**Dataset entries**:

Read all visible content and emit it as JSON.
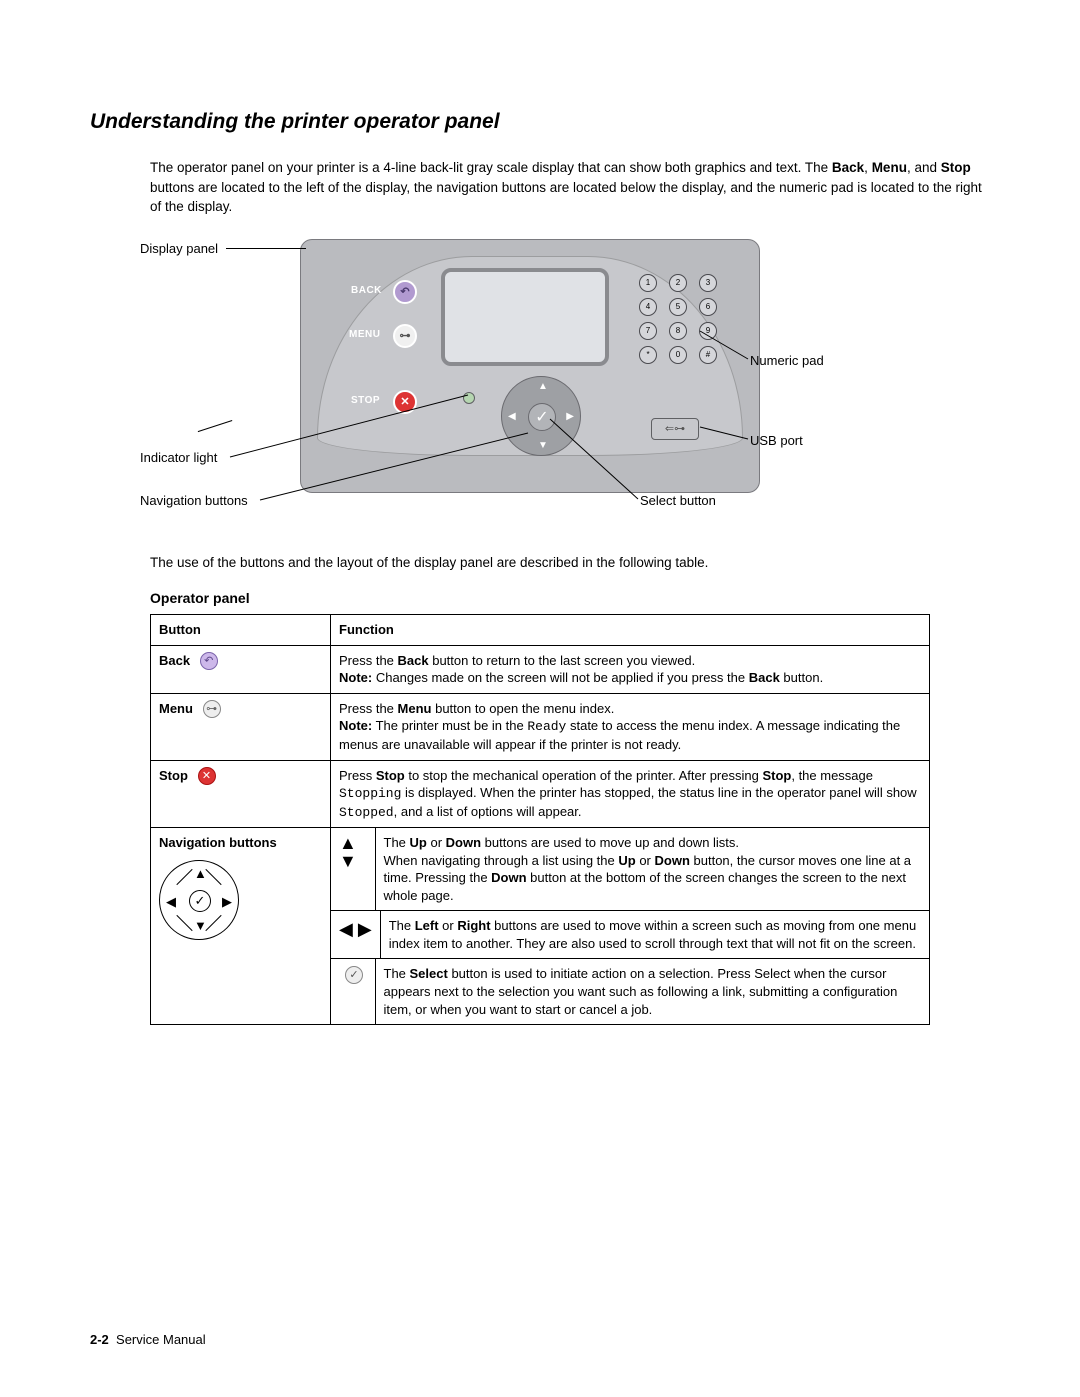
{
  "title": "Understanding the printer operator panel",
  "intro_html": "The operator panel on your printer is a 4-line back-lit gray scale display that can show both graphics and text. The <b>Back</b>, <b>Menu</b>, and <b>Stop</b> buttons are located to the left of the display, the navigation buttons are located below the display, and the numeric pad is located to the right of the display.",
  "diagram": {
    "callouts": {
      "display_panel": "Display panel",
      "indicator_light": "Indicator light",
      "navigation_buttons": "Navigation buttons",
      "numeric_pad": "Numeric pad",
      "usb_port": "USB port",
      "select_button": "Select button"
    },
    "labels": {
      "back": "BACK",
      "menu": "MENU",
      "stop": "STOP"
    },
    "keypad": [
      "1",
      "2",
      "3",
      "4",
      "5",
      "6",
      "7",
      "8",
      "9",
      "*",
      "0",
      "#"
    ]
  },
  "below_intro": "The use of the buttons and the layout of the display panel are described in the following table.",
  "table_title": "Operator panel",
  "table": {
    "headers": {
      "button": "Button",
      "function": "Function"
    },
    "rows": {
      "back": {
        "label": "Back",
        "function_html": "Press the <b>Back</b> button to return to the last screen you viewed.<br><b>Note:</b> Changes made on the screen will not be applied if you press the <b>Back</b> button."
      },
      "menu": {
        "label": "Menu",
        "function_html": "Press the <b>Menu</b> button to open the menu index.<br><b>Note:</b> The printer must be in the <span class=\"mono\">Ready</span> state to access the menu index. A message indicating the menus are unavailable will appear if the printer is not ready."
      },
      "stop": {
        "label": "Stop",
        "function_html": "Press <b>Stop</b> to stop the mechanical operation of the printer. After pressing <b>Stop</b>, the message <span class=\"mono\">Stopping</span> is displayed. When the printer has stopped, the status line in the operator panel will show <span class=\"mono\">Stopped</span>, and a list of options will appear."
      },
      "nav": {
        "label": "Navigation buttons",
        "updown_html": "The <b>Up</b> or <b>Down</b> buttons are used to move up and down lists.<br>When navigating through a list using the <b>Up</b> or <b>Down</b> button, the cursor moves one line at a time. Pressing the <b>Down</b> button at the bottom of the screen changes the screen to the next whole page.",
        "leftright_html": "The <b>Left</b> or <b>Right</b> buttons are used to move within a screen such as moving from one menu index item to another. They are also used to scroll through text that will not fit on the screen.",
        "select_html": "The <b>Select</b> button is used to initiate action on a selection. Press Select when the cursor appears next to the selection you want such as following a link, submitting a configuration item, or when you want to start or cancel a job."
      }
    }
  },
  "footer": {
    "page": "2-2",
    "manual": "Service Manual"
  }
}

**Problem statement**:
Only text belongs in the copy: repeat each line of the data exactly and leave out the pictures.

**Response below**:
Read all visible content and emit it as JSON.
{
  "title": "Understanding the printer operator panel",
  "intro_html": "The operator panel on your printer is a 4-line back-lit gray scale display that can show both graphics and text. The <b>Back</b>, <b>Menu</b>, and <b>Stop</b> buttons are located to the left of the display, the navigation buttons are located below the display, and the numeric pad is located to the right of the display.",
  "diagram": {
    "callouts": {
      "display_panel": "Display panel",
      "indicator_light": "Indicator light",
      "navigation_buttons": "Navigation buttons",
      "numeric_pad": "Numeric pad",
      "usb_port": "USB port",
      "select_button": "Select button"
    },
    "labels": {
      "back": "BACK",
      "menu": "MENU",
      "stop": "STOP"
    },
    "keypad": [
      "1",
      "2",
      "3",
      "4",
      "5",
      "6",
      "7",
      "8",
      "9",
      "*",
      "0",
      "#"
    ]
  },
  "below_intro": "The use of the buttons and the layout of the display panel are described in the following table.",
  "table_title": "Operator panel",
  "table": {
    "headers": {
      "button": "Button",
      "function": "Function"
    },
    "rows": {
      "back": {
        "label": "Back",
        "function_html": "Press the <b>Back</b> button to return to the last screen you viewed.<br><b>Note:</b> Changes made on the screen will not be applied if you press the <b>Back</b> button."
      },
      "menu": {
        "label": "Menu",
        "function_html": "Press the <b>Menu</b> button to open the menu index.<br><b>Note:</b> The printer must be in the <span class=\"mono\">Ready</span> state to access the menu index. A message indicating the menus are unavailable will appear if the printer is not ready."
      },
      "stop": {
        "label": "Stop",
        "function_html": "Press <b>Stop</b> to stop the mechanical operation of the printer. After pressing <b>Stop</b>, the message <span class=\"mono\">Stopping</span> is displayed. When the printer has stopped, the status line in the operator panel will show <span class=\"mono\">Stopped</span>, and a list of options will appear."
      },
      "nav": {
        "label": "Navigation buttons",
        "updown_html": "The <b>Up</b> or <b>Down</b> buttons are used to move up and down lists.<br>When navigating through a list using the <b>Up</b> or <b>Down</b> button, the cursor moves one line at a time. Pressing the <b>Down</b> button at the bottom of the screen changes the screen to the next whole page.",
        "leftright_html": "The <b>Left</b> or <b>Right</b> buttons are used to move within a screen such as moving from one menu index item to another. They are also used to scroll through text that will not fit on the screen.",
        "select_html": "The <b>Select</b> button is used to initiate action on a selection. Press Select when the cursor appears next to the selection you want such as following a link, submitting a configuration item, or when you want to start or cancel a job."
      }
    }
  },
  "footer": {
    "page": "2-2",
    "manual": "Service Manual"
  }
}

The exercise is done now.